The NHS was the first universal healthcare system established in the world. The founding principle was simple, comprehensive, universal healthcare that is free at the point of delivery. Predictably, the NHS quickly became a political football shaped by the governing party’s economic beliefs.
NHS campaigner, Dr Sarah Gangoli told Renegade Inc that Britain is witnessing a programme of progressive privatisation by stealth.
“From 1979 onwards, (the dawn of British neo-liberalism), the NHS has been progressively fragmented, sold off and undermined,” she said.
“Staff have lost their professional autonomy and we now come to the final stages of privatisation where The 2012 Health and Social Care Act essentially reduces NHS to a logo,” she said.
The success of the campaign to privatise was built around a narrative of the deserving (the sick) and undeserving (the staff who care for the sick).
Dr Gill told Renegade Inc that the NHS is being “engineered to collapse”.
“Services are overstretched.

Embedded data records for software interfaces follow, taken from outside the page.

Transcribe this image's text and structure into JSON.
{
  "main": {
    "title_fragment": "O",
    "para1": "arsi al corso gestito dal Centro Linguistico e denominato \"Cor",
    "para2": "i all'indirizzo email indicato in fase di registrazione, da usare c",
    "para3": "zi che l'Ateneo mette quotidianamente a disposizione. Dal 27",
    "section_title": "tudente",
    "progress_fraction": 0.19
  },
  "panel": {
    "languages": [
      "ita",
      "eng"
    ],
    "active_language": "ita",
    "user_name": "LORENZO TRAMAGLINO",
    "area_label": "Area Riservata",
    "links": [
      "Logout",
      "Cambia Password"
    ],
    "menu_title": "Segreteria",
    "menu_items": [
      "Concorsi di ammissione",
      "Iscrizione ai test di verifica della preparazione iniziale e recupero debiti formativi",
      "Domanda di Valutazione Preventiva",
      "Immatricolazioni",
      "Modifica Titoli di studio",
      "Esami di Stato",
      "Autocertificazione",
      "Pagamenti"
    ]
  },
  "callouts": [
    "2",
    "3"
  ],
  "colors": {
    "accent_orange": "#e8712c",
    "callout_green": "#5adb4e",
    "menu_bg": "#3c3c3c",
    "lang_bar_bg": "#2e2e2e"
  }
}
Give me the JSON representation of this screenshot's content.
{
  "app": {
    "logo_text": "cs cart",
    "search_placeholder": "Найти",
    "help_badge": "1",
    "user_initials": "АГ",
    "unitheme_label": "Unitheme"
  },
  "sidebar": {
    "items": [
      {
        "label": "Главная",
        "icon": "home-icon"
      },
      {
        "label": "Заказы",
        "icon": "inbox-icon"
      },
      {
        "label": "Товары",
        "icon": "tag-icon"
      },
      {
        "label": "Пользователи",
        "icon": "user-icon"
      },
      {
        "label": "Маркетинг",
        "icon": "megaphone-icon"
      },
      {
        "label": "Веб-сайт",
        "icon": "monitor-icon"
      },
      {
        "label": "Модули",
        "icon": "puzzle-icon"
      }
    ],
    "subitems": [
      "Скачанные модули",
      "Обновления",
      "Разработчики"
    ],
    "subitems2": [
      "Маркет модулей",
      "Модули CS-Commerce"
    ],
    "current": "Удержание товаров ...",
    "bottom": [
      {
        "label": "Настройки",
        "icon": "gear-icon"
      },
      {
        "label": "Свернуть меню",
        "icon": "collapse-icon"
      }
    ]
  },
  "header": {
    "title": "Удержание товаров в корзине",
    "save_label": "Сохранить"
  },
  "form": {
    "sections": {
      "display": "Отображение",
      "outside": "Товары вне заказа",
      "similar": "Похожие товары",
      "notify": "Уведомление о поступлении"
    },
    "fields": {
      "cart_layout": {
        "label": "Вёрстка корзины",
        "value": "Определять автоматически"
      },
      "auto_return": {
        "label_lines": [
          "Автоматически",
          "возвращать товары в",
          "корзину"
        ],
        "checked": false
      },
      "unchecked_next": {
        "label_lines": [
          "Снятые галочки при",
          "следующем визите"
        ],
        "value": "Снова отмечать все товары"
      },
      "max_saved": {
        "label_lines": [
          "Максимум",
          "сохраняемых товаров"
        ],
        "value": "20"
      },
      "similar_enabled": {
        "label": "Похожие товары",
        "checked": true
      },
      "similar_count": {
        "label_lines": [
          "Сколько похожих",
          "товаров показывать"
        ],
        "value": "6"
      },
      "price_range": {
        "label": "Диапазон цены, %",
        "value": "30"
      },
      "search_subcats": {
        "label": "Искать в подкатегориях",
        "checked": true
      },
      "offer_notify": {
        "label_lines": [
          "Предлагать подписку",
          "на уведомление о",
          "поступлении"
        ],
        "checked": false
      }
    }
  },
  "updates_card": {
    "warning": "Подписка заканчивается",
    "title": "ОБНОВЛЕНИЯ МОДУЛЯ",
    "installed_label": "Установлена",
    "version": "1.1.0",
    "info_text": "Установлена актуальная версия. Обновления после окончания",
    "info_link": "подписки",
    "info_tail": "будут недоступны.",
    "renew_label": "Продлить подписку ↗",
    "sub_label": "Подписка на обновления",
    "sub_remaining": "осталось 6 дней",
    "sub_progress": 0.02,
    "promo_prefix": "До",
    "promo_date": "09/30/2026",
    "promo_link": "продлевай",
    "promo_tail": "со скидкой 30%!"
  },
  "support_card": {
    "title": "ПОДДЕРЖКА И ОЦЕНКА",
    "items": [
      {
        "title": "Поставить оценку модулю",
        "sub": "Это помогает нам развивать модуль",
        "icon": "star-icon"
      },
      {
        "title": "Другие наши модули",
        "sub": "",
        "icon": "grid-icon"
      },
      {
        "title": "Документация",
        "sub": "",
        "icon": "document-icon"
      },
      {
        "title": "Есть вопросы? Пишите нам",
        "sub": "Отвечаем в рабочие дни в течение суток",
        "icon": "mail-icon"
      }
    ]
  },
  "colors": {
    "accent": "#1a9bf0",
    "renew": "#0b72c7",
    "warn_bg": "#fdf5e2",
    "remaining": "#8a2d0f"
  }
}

We’ve got the lowest number of doctors per head of population in Europe. Similarly we have very low bed numbers and I’m struggling daily to get my patients admitted to hospital. It is very dangerous. It’s very dispiriting for the staff and we’re having an exodus of doctors.”
Dr Gangoli says this is very much by design.
“This is no accident,” she said. “Not only are they being forced into situations which they feel are potentially dangerous for patients, they compromise their professional integrity occasionally by having to deliver what they see as substandard care.
The competency and authority of British doctors has also been undermined through various pieces of legislation brought in during the late 2000s.
“It was said by a secretary of state that they wanted an NHS filled with doctors fit for purpose,” Dr Gangoli said. “Doctors at that point ceased to be whole professionals and became a set of competencies. So you have to have competency signed off each year it doesn’t matter what level of seniority you are.”
This not only creates disillusionment, it creates stress because very often these annual appraisals are used to intimidate people who have for example reported problems in their personal lives.
“It creates a paper trail so that people can be scrutinized, in case anything should occur laer on” she said.
“If you want to build a compliant workforce the best way to do that is to demoralize that workforce. And what better way to do that than to constantly make them feel that they are not and cannot do a good job.”
Watch the video above to find out the full impact that privatisation is having on the NHS and the health outcomes of Britain’s population.